Bolsa is the ideal neighborhood meet-up spot. Tucked just west of Bishop Arts and surrounded by cool galleries and shops, this cozy eatery has a fantastic wine list and fresh, healthy food offerings. The Texas Cheese Board, fried olives, and beer-steamed mussels pave the way for crisp flatbreads, burgers, and a sublime smoked trout salad with avocado, shaved fennel, and fresh herbs.
Opened in 1972, The Grape is a longtime East Dallas gem that’s only become more charming over the years. The burger is what people will tell you about (served only on Sunday and Monday nights), but don’t leave without trying the sumptuous mushroom soup or the bistro steak frites. Whatever you order, just be sure to pair your meal with a glass of dry champagne; Courtney Luscher’s wine list is superb.
Pecan Lodge is a vital part of Dallas’s food DNA. This iconic barbecue spot started as a tiny stall at the Dallas Farmers Market, and it’s since morphed into a culinary powerhouse. Be prepared to wait in line and to potentially have your heart broken — when they run out of meat in their on-site smoke pit, the show’s over.
After Gemma opened in 2014, dozens of other local restaurants tried in vain to copy the place’s brand of Mediterranean-accented California cuisine — alas, there’s still only one Gemma. Owned by husband-and-wife duo Stephen Rogers and Alison Yoder, this Dallas favorite serves up splendid small plates that are meant to be shared: think baked oysters, roasted eggplant dip, pappardelle, and crispy squash blossoms.

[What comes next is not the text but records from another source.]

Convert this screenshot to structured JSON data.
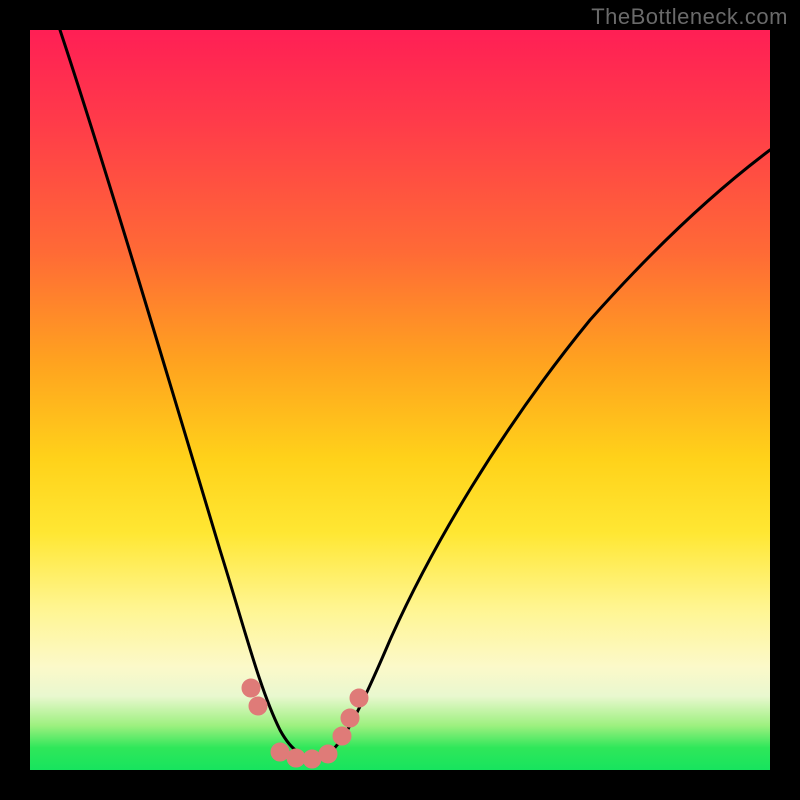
{
  "watermark": "TheBottleneck.com",
  "chart_data": {
    "type": "line",
    "title": "",
    "xlabel": "",
    "ylabel": "",
    "xlim": [
      0,
      100
    ],
    "ylim": [
      0,
      100
    ],
    "series": [
      {
        "name": "bottleneck-curve",
        "x": [
          4,
          10,
          16,
          22,
          27,
          30,
          33,
          36,
          40,
          46,
          56,
          68,
          80,
          92,
          100
        ],
        "y": [
          100,
          80,
          60,
          40,
          20,
          8,
          2,
          2,
          6,
          16,
          32,
          48,
          62,
          74,
          80
        ]
      }
    ],
    "markers": {
      "name": "highlight-beads",
      "color": "#e07a78",
      "points": [
        {
          "x": 29,
          "y": 10
        },
        {
          "x": 30,
          "y": 7
        },
        {
          "x": 32,
          "y": 2
        },
        {
          "x": 35,
          "y": 2
        },
        {
          "x": 38,
          "y": 2
        },
        {
          "x": 40,
          "y": 4
        },
        {
          "x": 41.5,
          "y": 7
        },
        {
          "x": 43,
          "y": 10
        }
      ]
    },
    "gradient_zones": [
      {
        "label": "bad-top",
        "color": "#ff1f55"
      },
      {
        "label": "mid-orange",
        "color": "#ffa31f"
      },
      {
        "label": "mid-yellow",
        "color": "#ffe733"
      },
      {
        "label": "good-green",
        "color": "#17e45e"
      }
    ]
  }
}
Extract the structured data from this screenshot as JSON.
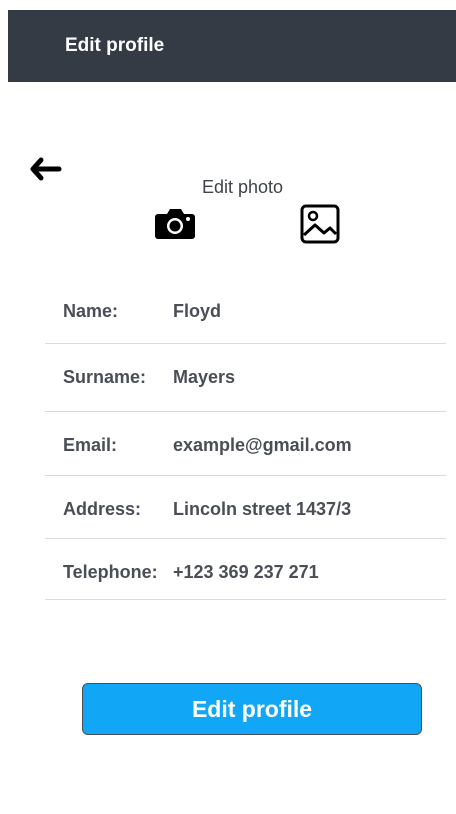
{
  "header": {
    "title": "Edit profile"
  },
  "navigation": {
    "back_icon": "arrow-left-icon"
  },
  "photo": {
    "label": "Edit photo",
    "camera_icon": "camera-icon",
    "gallery_icon": "image-icon"
  },
  "profile": {
    "fields": [
      {
        "label": "Name:",
        "value": "Floyd"
      },
      {
        "label": "Surname:",
        "value": "Mayers"
      },
      {
        "label": "Email:",
        "value": "example@gmail.com"
      },
      {
        "label": "Address:",
        "value": "Lincoln street 1437/3"
      },
      {
        "label": "Telephone:",
        "value": "+123 369 237 271"
      }
    ]
  },
  "actions": {
    "edit_profile_label": "Edit profile"
  },
  "colors": {
    "header_background": "#353b45",
    "primary_button": "#12a7f6",
    "text": "#4a4e56",
    "divider": "#d8dbe0"
  }
}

Set inside a former tortilla factory, Meso Maya boasts a classic Tex-Mex menu that mixes Mayan- and Oaxacan-style dishes like mole, pozole, guajillo, and Budin Azteca (yummy homemade corn tortillas layered with cheese and your choice of meat or veggies), from acclaimed chef Nico Sanchez. The quaint patio is the perfect spot to sip a mezcal cocktail.
Eat once at Royal China and you’ll never get Chinese takeout from anywhere in Dallas, ever again. All the food here is divine but the dumpling bar — where chefs roll dumplings and pull noodles right before customers’ eyes — is to die for. Whatever you’re craving, don’t go to Royal China without getting at least one dish (or several dishes) with the hand-pulled noodles.
Kozy Kitchen has achieved the impossible: giant, fluffy, tangy, scrumptious pancakes that are gluten-free. It’s nothing short of a miracle. The menu here is bursting with other delicious items (both with and without gluten), but it’s those pancakes (and the freshly-squeezed juices and insanely good coffee) that keep us coming back for more. While they’re open for lunch and dinner, too, breakfast is the real standout.
Rise No. 1
Cozily hidden away in Inwood Village, Rise No. 1 is a “salon de souffle”—meaning their specialty is the souffle, which they’ve certainly mastered in all its forms. But this charming French bistro has more to offer than their namesake food (though it must be said, their savory souffles are very good). Along with a killer wine list, Rise No. 1 offers classic French staples like salad nicoise, steak & pomme de terre, and brie & cornichon baguettes.
At Lucia, customers are treated like family. The locally-sourced, innovative menu is outstanding, and the warm, convivial atmosphere will make you want to linger for hours — perhaps this is why it’s almost impossible to snag a reservation here. But if you’re one of the lucky ones, be sure to indulge in all the pasta, charcuterie, and olive oil cake your heart desires.